Task brief => All that is needed is a count of the lines in this data that contain the word "icon".

|---|

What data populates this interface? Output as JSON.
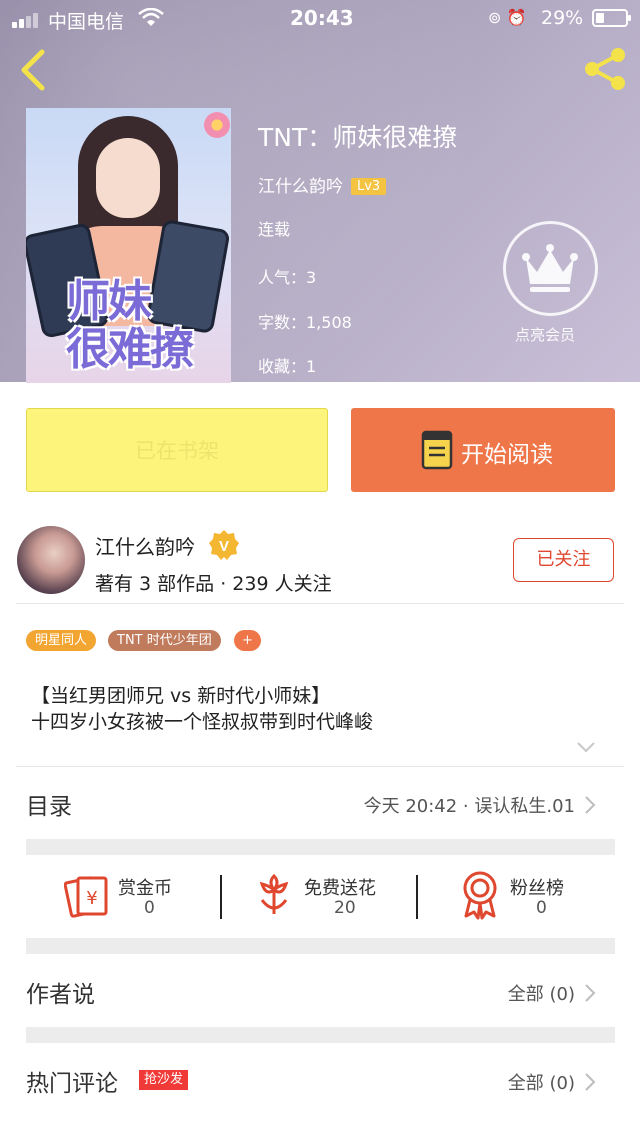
{
  "status_bar": {
    "carrier": "中国电信",
    "time": "20:43",
    "battery": "29%"
  },
  "book": {
    "title": "TNT：师妹很难撩",
    "cover_title_text": "师妹\n很难撩",
    "author": "江什么韵吟",
    "author_level": "Lv3",
    "status": "连载",
    "popularity": "人气：3",
    "word_count": "字数：1,508",
    "favorites": "收藏：1"
  },
  "vip": {
    "label": "点亮会员"
  },
  "actions": {
    "shelf_label": "已在书架",
    "read_label": "开始阅读"
  },
  "author_card": {
    "name": "江什么韵吟",
    "stats": "著有 3 部作品 · 239 人关注",
    "follow_label": "已关注"
  },
  "tags": [
    "明星同人",
    "TNT 时代少年团",
    "+"
  ],
  "description": {
    "line1": "【当红男团师兄 vs 新时代小师妹】",
    "line2": "十四岁小女孩被一个怪叔叔带到时代峰峻"
  },
  "catalog": {
    "label": "目录",
    "latest": "今天 20:42 · 误认私生.01"
  },
  "stats": [
    {
      "label": "赏金币",
      "value": "0"
    },
    {
      "label": "免费送花",
      "value": "20"
    },
    {
      "label": "粉丝榜",
      "value": "0"
    }
  ],
  "author_say": {
    "label": "作者说",
    "right": "全部 (0)"
  },
  "hot_comments": {
    "label": "热门评论",
    "badge": "抢沙发",
    "right": "全部 (0)"
  },
  "colors": {
    "accent_orange": "#ee7648",
    "shelf_yellow": "#fdf57b",
    "follow_red": "#e0472f",
    "tag_orange": "#f2a531",
    "tag_brown": "#c07a5c",
    "tag_plus": "#ee7648",
    "badge_red": "#ef3a37",
    "level_gold": "#f5c342"
  }
}
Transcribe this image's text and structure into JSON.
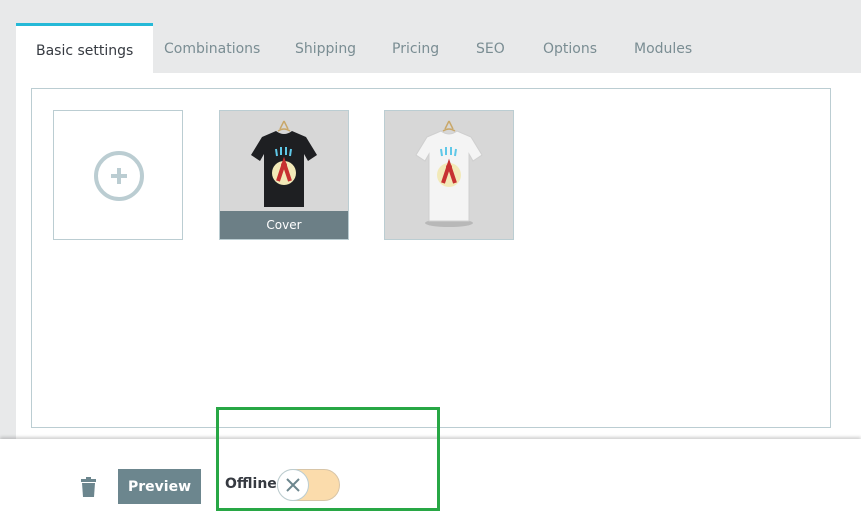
{
  "tabs": [
    {
      "label": "Basic settings",
      "active": true
    },
    {
      "label": "Combinations"
    },
    {
      "label": "Shipping"
    },
    {
      "label": "Pricing"
    },
    {
      "label": "SEO"
    },
    {
      "label": "Options"
    },
    {
      "label": "Modules"
    }
  ],
  "images": {
    "add_icon": "plus-circle-icon",
    "items": [
      {
        "shirt_color": "black",
        "cover_label": "Cover"
      },
      {
        "shirt_color": "white"
      }
    ]
  },
  "footer": {
    "delete_icon": "trash-icon",
    "preview_label": "Preview",
    "status_label": "Offline",
    "toggle_on": false,
    "toggle_icon": "close-icon"
  },
  "colors": {
    "accent": "#25b9d7",
    "secondary": "#6c868e",
    "toggle_off_bg": "#fbdcac",
    "highlight": "#28a745"
  }
}
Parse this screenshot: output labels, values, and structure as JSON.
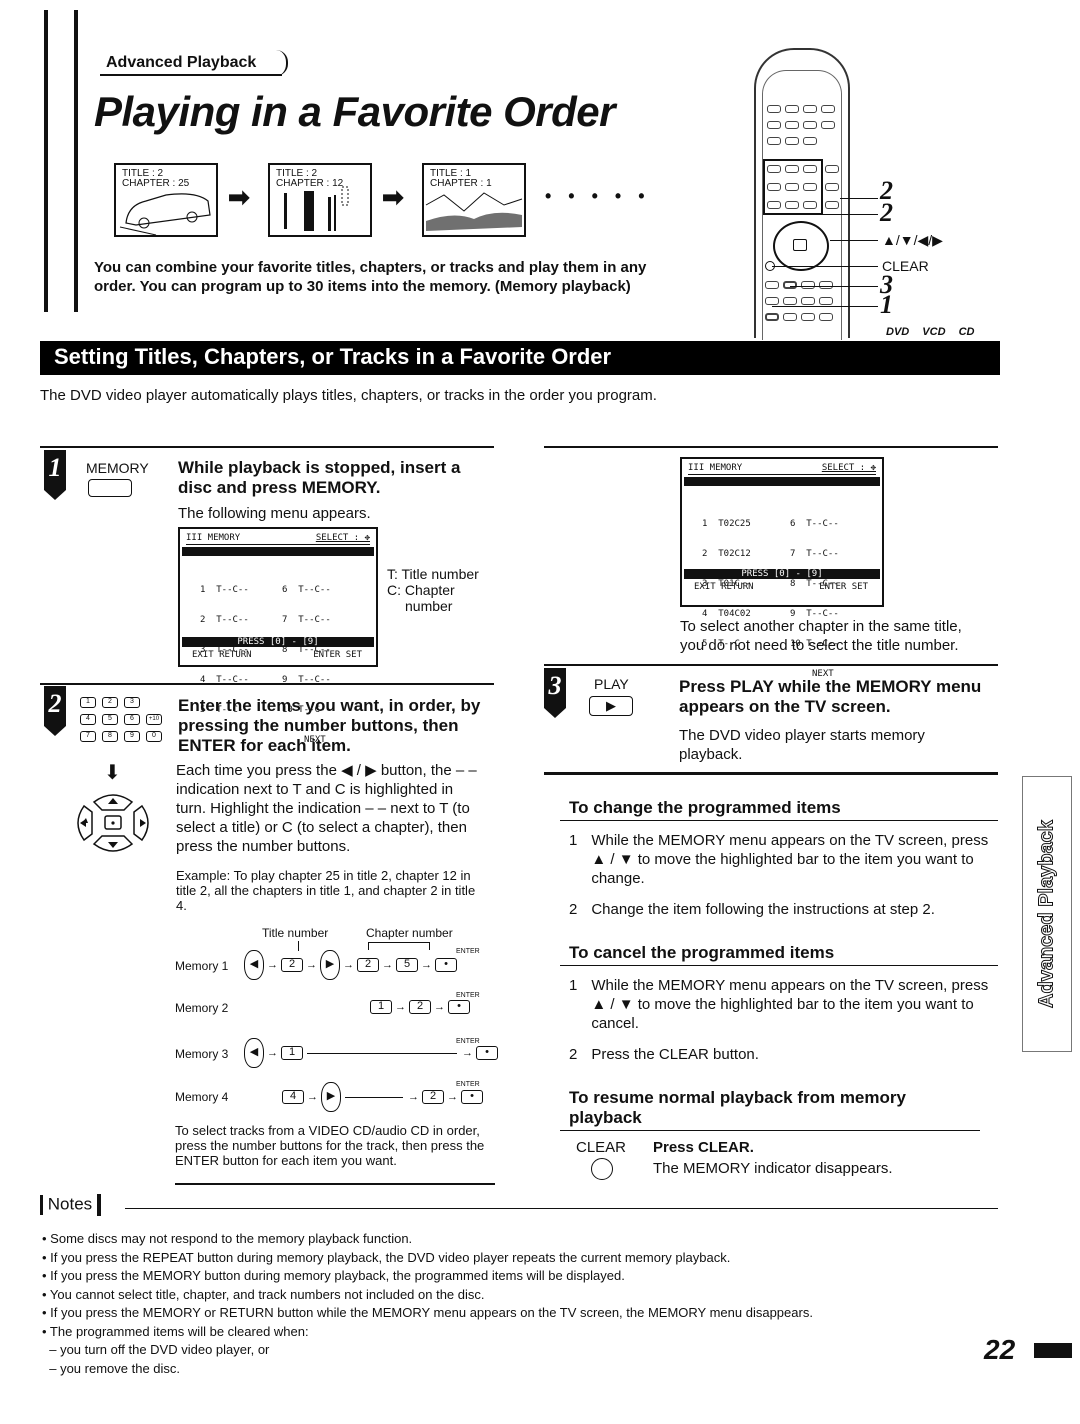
{
  "header": {
    "section_tag": "Advanced Playback",
    "page_title": "Playing in a Favorite Order"
  },
  "screens": [
    {
      "title_line": "TITLE : 2",
      "chapter_line": "CHAPTER : 25"
    },
    {
      "title_line": "TITLE : 2",
      "chapter_line": "CHAPTER : 12"
    },
    {
      "title_line": "TITLE : 1",
      "chapter_line": "CHAPTER : 1"
    }
  ],
  "sequence": {
    "arrow": "➡",
    "ellipsis": "• • • • •"
  },
  "intro": "You can combine your favorite titles, chapters, or tracks and play them in any order. You can program up to 30 items into the memory. (Memory playback)",
  "remote": {
    "callouts": [
      {
        "label": "2"
      },
      {
        "label": "2"
      },
      {
        "label": "▲/▼/◀/▶"
      },
      {
        "label": "CLEAR"
      },
      {
        "label": "3"
      },
      {
        "label": "1"
      }
    ]
  },
  "banner": {
    "title": "Setting Titles, Chapters, or Tracks in a Favorite Order",
    "disc_tags": [
      "DVD",
      "VCD",
      "CD"
    ]
  },
  "subtitle": "The DVD video player automatically plays titles, chapters, or tracks in the order you program.",
  "step1": {
    "number": "1",
    "button_label": "MEMORY",
    "heading": "While playback is stopped, insert a disc and press MEMORY.",
    "text": "The following menu appears.",
    "legend": {
      "t": "T: Title number",
      "c": "C: Chapter",
      "c2": "number"
    }
  },
  "osd1": {
    "header_left": "III  MEMORY",
    "header_right": "SELECT : ✥",
    "left_rows": [
      "1  T--C--",
      "2  T--C--",
      "3  T--C--",
      "4  T--C--",
      "5  T--C--"
    ],
    "right_rows": [
      "6  T--C--",
      "7  T--C--",
      "8  T--C--",
      "9  T--C--",
      "10 T--C--"
    ],
    "next": "NEXT",
    "press": "PRESS  [0] - [9]",
    "exit": "EXIT RETURN",
    "set": "ENTER SET"
  },
  "osd2": {
    "header_left": "III  MEMORY",
    "header_right": "SELECT : ✥",
    "left_rows": [
      "1  T02C25",
      "2  T02C12",
      "3  T01C--",
      "4  T04C02",
      "5  T--C  "
    ],
    "right_rows": [
      "6  T--C--",
      "7  T--C--",
      "8  T--C--",
      "9  T--C--",
      "10 T--C--"
    ],
    "next": "NEXT",
    "press": "PRESS  [0] - [9]",
    "exit": "EXIT RETURN",
    "set": "ENTER SET",
    "caption": "To select another chapter in the same title, you do not need to select the title number."
  },
  "step2": {
    "number": "2",
    "heading": "Enter the items you want, in order, by pressing the number buttons, then ENTER for each item.",
    "keypad": [
      "1",
      "2",
      "3",
      "4",
      "5",
      "6",
      "+10",
      "7",
      "8",
      "9",
      "0"
    ],
    "text": "Each time you press the ◀ / ▶ button, the – – indication next to T and C is highlighted in turn. Highlight the indication – – next to T (to select a title) or C (to select a chapter), then press the number buttons.",
    "example": "Example: To play chapter 25 in title 2, chapter 12 in title 2, all the chapters in title 1, and chapter 2 in title 4.",
    "title_number_label": "Title number",
    "chapter_number_label": "Chapter number",
    "enter_label": "ENTER",
    "memories": [
      {
        "label": "Memory 1",
        "keys": [
          "◀",
          "2",
          "▶",
          "2",
          "5",
          "•"
        ]
      },
      {
        "label": "Memory 2",
        "keys": [
          "1",
          "2",
          "•"
        ]
      },
      {
        "label": "Memory 3",
        "keys": [
          "◀",
          "1",
          "•"
        ]
      },
      {
        "label": "Memory 4",
        "keys": [
          "4",
          "▶",
          "2",
          "•"
        ]
      }
    ],
    "vcd_note": "To select tracks from a VIDEO CD/audio CD in order, press the number buttons for the track, then press the ENTER button for each item you want."
  },
  "step3": {
    "number": "3",
    "button_label": "PLAY",
    "heading": "Press PLAY while the MEMORY menu appears on the TV screen.",
    "text": "The DVD video player starts memory playback."
  },
  "change": {
    "heading": "To change the programmed items",
    "items": [
      "While the MEMORY menu appears on the TV screen, press ▲ / ▼ to move the highlighted bar to the item you want to change.",
      "Change the item following the instructions at step 2."
    ]
  },
  "cancel": {
    "heading": "To cancel the programmed items",
    "items": [
      "While the MEMORY menu appears on the TV screen, press ▲ / ▼ to move the highlighted bar to the item you want to cancel.",
      "Press the CLEAR button."
    ]
  },
  "resume": {
    "heading": "To resume normal playback from memory playback",
    "button_label": "CLEAR",
    "action": "Press CLEAR.",
    "text": "The MEMORY indicator disappears."
  },
  "notes": {
    "title": "Notes",
    "items": [
      "• Some discs may not respond to the memory playback function.",
      "• If you press the REPEAT button during memory playback, the DVD video player repeats the current memory playback.",
      "• If you press the MEMORY button during memory playback, the programmed items will be displayed.",
      "• You cannot select title, chapter, and track numbers not included on the disc.",
      "• If you press the MEMORY or RETURN button while the MEMORY menu appears on the TV screen, the MEMORY menu disappears.",
      "• The programmed items will be cleared when:",
      "  – you turn off the DVD video player, or",
      "  – you remove the disc."
    ]
  },
  "side_tab": "Advanced Playback",
  "page_number": "22"
}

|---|

Finished exercise => 3